Web page and app entries:

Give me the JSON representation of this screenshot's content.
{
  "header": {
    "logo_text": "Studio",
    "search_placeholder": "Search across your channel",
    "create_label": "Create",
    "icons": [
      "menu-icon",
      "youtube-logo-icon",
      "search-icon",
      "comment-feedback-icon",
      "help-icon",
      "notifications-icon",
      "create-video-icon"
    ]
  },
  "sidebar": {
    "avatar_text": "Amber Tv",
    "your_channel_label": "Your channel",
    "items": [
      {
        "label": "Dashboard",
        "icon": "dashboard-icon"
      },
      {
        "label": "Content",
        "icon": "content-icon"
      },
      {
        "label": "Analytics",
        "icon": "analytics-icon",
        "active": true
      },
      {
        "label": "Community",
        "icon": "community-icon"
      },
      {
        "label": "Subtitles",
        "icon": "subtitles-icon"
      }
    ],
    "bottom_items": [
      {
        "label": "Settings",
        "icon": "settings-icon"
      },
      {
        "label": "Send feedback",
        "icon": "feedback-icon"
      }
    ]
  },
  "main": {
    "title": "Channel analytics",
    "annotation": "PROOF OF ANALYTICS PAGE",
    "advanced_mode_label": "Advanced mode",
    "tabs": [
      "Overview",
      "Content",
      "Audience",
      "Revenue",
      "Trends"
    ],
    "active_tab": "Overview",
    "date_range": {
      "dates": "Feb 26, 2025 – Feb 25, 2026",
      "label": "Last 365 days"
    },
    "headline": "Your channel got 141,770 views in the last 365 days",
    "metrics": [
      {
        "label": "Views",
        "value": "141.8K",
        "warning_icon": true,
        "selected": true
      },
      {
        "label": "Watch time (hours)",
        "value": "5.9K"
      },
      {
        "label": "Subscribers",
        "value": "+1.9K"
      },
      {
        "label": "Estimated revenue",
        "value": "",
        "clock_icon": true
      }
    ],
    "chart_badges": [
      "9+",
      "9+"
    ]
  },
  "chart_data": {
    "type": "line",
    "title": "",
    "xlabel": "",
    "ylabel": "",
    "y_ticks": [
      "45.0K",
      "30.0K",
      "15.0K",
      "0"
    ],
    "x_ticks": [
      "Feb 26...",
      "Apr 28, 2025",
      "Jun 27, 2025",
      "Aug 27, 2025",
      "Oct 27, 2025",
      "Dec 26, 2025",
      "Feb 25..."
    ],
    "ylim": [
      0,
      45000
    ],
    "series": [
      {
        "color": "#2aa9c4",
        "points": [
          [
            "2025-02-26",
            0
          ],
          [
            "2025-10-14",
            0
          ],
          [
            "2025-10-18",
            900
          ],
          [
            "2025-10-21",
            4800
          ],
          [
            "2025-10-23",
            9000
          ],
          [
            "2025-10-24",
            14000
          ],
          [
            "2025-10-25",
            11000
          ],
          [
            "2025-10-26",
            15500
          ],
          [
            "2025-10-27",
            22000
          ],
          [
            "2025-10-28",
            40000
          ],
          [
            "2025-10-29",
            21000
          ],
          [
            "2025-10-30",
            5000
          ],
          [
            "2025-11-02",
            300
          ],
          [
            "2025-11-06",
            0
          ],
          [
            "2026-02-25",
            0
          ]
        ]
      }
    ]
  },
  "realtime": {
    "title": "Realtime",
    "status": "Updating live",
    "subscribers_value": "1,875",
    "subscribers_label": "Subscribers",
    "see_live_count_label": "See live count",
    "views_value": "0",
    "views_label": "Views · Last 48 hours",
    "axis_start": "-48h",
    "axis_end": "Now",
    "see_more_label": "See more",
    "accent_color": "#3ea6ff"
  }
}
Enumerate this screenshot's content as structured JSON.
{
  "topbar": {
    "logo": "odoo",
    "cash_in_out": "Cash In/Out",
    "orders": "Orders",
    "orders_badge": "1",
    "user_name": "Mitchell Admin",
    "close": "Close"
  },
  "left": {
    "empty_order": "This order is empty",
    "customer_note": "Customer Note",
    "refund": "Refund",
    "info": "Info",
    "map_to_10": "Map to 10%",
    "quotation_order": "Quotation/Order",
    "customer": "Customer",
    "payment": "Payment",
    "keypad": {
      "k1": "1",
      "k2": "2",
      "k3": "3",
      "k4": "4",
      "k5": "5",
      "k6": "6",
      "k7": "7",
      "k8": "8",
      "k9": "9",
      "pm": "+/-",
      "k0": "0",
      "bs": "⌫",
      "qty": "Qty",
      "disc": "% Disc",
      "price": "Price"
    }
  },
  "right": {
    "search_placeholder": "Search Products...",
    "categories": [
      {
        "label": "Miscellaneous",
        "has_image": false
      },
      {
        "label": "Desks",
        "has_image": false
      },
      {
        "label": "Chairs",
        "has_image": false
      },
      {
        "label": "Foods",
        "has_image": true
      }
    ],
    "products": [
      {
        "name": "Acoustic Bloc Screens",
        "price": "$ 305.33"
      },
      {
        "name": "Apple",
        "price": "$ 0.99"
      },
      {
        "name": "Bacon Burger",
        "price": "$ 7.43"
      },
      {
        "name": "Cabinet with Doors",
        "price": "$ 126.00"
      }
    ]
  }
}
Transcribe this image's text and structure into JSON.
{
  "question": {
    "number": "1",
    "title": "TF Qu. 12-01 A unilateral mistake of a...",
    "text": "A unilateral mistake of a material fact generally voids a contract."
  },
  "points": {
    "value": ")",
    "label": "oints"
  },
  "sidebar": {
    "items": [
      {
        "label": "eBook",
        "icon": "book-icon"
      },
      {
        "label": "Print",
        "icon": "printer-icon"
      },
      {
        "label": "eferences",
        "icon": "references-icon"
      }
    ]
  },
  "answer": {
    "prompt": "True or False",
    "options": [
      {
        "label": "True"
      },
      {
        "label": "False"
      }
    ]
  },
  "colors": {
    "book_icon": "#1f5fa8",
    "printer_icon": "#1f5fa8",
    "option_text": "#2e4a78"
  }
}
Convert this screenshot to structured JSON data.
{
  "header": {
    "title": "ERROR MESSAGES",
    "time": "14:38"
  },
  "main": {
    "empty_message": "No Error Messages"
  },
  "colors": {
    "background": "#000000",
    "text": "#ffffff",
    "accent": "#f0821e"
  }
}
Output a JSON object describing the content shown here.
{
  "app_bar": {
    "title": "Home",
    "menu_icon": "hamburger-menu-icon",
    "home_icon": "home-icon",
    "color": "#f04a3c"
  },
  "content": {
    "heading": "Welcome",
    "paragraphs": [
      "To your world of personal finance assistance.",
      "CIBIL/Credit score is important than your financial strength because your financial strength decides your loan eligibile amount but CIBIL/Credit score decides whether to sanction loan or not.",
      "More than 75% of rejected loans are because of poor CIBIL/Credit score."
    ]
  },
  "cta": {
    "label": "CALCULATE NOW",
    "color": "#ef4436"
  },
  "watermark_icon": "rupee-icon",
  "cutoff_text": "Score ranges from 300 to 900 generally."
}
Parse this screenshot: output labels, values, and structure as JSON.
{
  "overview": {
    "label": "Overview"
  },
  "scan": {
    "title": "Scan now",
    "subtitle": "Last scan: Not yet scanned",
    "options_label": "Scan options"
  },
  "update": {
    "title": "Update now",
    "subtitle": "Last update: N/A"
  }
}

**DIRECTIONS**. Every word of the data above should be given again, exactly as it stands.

**RESPONSE TO THE TASK**.
Give me the JSON representation of this screenshot's content.
{
  "header": {
    "logo_text": "Studio",
    "search_placeholder": "Search across your channel",
    "create_label": "Create",
    "icons": [
      "menu-icon",
      "youtube-logo-icon",
      "search-icon",
      "comment-feedback-icon",
      "help-icon",
      "notifications-icon",
      "create-video-icon"
    ]
  },
  "sidebar": {
    "avatar_text": "Amber Tv",
    "your_channel_label": "Your channel",
    "items": [
      {
        "label": "Dashboard",
        "icon": "dashboard-icon"
      },
      {
        "label": "Content",
        "icon": "content-icon"
      },
      {
        "label": "Analytics",
        "icon": "analytics-icon",
        "active": true
      },
      {
        "label": "Community",
        "icon": "community-icon"
      },
      {
        "label": "Subtitles",
        "icon": "subtitles-icon"
      }
    ],
    "bottom_items": [
      {
        "label": "Settings",
        "icon": "settings-icon"
      },
      {
        "label": "Send feedback",
        "icon": "feedback-icon"
      }
    ]
  },
  "main": {
    "title": "Channel analytics",
    "annotation": "PROOF OF ANALYTICS PAGE",
    "advanced_mode_label": "Advanced mode",
    "tabs": [
      "Overview",
      "Content",
      "Audience",
      "Revenue",
      "Trends"
    ],
    "active_tab": "Overview",
    "date_range": {
      "dates": "Feb 26, 2025 – Feb 25, 2026",
      "label": "Last 365 days"
    },
    "headline": "Your channel got 141,770 views in the last 365 days",
    "metrics": [
      {
        "label": "Views",
        "value": "141.8K",
        "warning_icon": true,
        "selected": true
      },
      {
        "label": "Watch time (hours)",
        "value": "5.9K"
      },
      {
        "label": "Subscribers",
        "value": "+1.9K"
      },
      {
        "label": "Estimated revenue",
        "value": "",
        "clock_icon": true
      }
    ],
    "chart_badges": [
      "9+",
      "9+"
    ]
  },
  "chart_data": {
    "type": "line",
    "title": "",
    "xlabel": "",
    "ylabel": "",
    "y_ticks": [
      "45.0K",
      "30.0K",
      "15.0K",
      "0"
    ],
    "x_ticks": [
      "Feb 26...",
      "Apr 28, 2025",
      "Jun 27, 2025",
      "Aug 27, 2025",
      "Oct 27, 2025",
      "Dec 26, 2025",
      "Feb 25..."
    ],
    "ylim": [
      0,
      45000
    ],
    "series": [
      {
        "color": "#2aa9c4",
        "points": [
          [
            "2025-02-26",
            0
          ],
          [
            "2025-10-14",
            0
          ],
          [
            "2025-10-18",
            900
          ],
          [
            "2025-10-21",
            4800
          ],
          [
            "2025-10-23",
            9000
          ],
          [
            "2025-10-24",
            14000
          ],
          [
            "2025-10-25",
            11000
          ],
          [
            "2025-10-26",
            15500
          ],
          [
            "2025-10-27",
            22000
          ],
          [
            "2025-10-28",
            40000
          ],
          [
            "2025-10-29",
            21000
          ],
          [
            "2025-10-30",
            5000
          ],
          [
            "2025-11-02",
            300
          ],
          [
            "2025-11-06",
            0
          ],
          [
            "2026-02-25",
            0
          ]
        ]
      }
    ]
  },
  "realtime": {
    "title": "Realtime",
    "status": "Updating live",
    "subscribers_value": "1,875",
    "subscribers_label": "Subscribers",
    "see_live_count_label": "See live count",
    "views_value": "0",
    "views_label": "Views · Last 48 hours",
    "axis_start": "-48h",
    "axis_end": "Now",
    "see_more_label": "See more",
    "accent_color": "#3ea6ff"
  }
}
Enumerate this screenshot's content as structured JSON.
{
  "topbar": {
    "logo": "odoo",
    "cash_in_out": "Cash In/Out",
    "orders": "Orders",
    "orders_badge": "1",
    "user_name": "Mitchell Admin",
    "close": "Close"
  },
  "left": {
    "empty_order": "This order is empty",
    "customer_note": "Customer Note",
    "refund": "Refund",
    "info": "Info",
    "map_to_10": "Map to 10%",
    "quotation_order": "Quotation/Order",
    "customer": "Customer",
    "payment": "Payment",
    "keypad": {
      "k1": "1",
      "k2": "2",
      "k3": "3",
      "k4": "4",
      "k5": "5",
      "k6": "6",
      "k7": "7",
      "k8": "8",
      "k9": "9",
      "pm": "+/-",
      "k0": "0",
      "bs": "⌫",
      "qty": "Qty",
      "disc": "% Disc",
      "price": "Price"
    }
  },
  "right": {
    "search_placeholder": "Search Products...",
    "categories": [
      {
        "label": "Miscellaneous",
        "has_image": false
      },
      {
        "label": "Desks",
        "has_image": false
      },
      {
        "label": "Chairs",
        "has_image": false
      },
      {
        "label": "Foods",
        "has_image": true
      }
    ],
    "products": [
      {
        "name": "Acoustic Bloc Screens",
        "price": "$ 305.33"
      },
      {
        "name": "Apple",
        "price": "$ 0.99"
      },
      {
        "name": "Bacon Burger",
        "price": "$ 7.43"
      },
      {
        "name": "Cabinet with Doors",
        "price": "$ 126.00"
      }
    ]
  }
}
Transcribe this image's text and structure into JSON.
{
  "question": {
    "number": "1",
    "title": "TF Qu. 12-01 A unilateral mistake of a...",
    "text": "A unilateral mistake of a material fact generally voids a contract."
  },
  "points": {
    "value": ")",
    "label": "oints"
  },
  "sidebar": {
    "items": [
      {
        "label": "eBook",
        "icon": "book-icon"
      },
      {
        "label": "Print",
        "icon": "printer-icon"
      },
      {
        "label": "eferences",
        "icon": "references-icon"
      }
    ]
  },
  "answer": {
    "prompt": "True or False",
    "options": [
      {
        "label": "True"
      },
      {
        "label": "False"
      }
    ]
  },
  "colors": {
    "book_icon": "#1f5fa8",
    "printer_icon": "#1f5fa8",
    "option_text": "#2e4a78"
  }
}
Convert this screenshot to structured JSON data.
{
  "header": {
    "title": "ERROR MESSAGES",
    "time": "14:38"
  },
  "main": {
    "empty_message": "No Error Messages"
  },
  "colors": {
    "background": "#000000",
    "text": "#ffffff",
    "accent": "#f0821e"
  }
}
Output a JSON object describing the content shown here.
{
  "app_bar": {
    "title": "Home",
    "menu_icon": "hamburger-menu-icon",
    "home_icon": "home-icon",
    "color": "#f04a3c"
  },
  "content": {
    "heading": "Welcome",
    "paragraphs": [
      "To your world of personal finance assistance.",
      "CIBIL/Credit score is important than your financial strength because your financial strength decides your loan eligibile amount but CIBIL/Credit score decides whether to sanction loan or not.",
      "More than 75% of rejected loans are because of poor CIBIL/Credit score."
    ]
  },
  "cta": {
    "label": "CALCULATE NOW",
    "color": "#ef4436"
  },
  "watermark_icon": "rupee-icon",
  "cutoff_text": "Score ranges from 300 to 900 generally."
}
Parse this screenshot: output labels, values, and structure as JSON.
{
  "overview": {
    "label": "Overview"
  },
  "scan": {
    "title": "Scan now",
    "subtitle": "Last scan: Not yet scanned",
    "options_label": "Scan options"
  },
  "update": {
    "title": "Update now",
    "subtitle": "Last update: N/A"
  }
}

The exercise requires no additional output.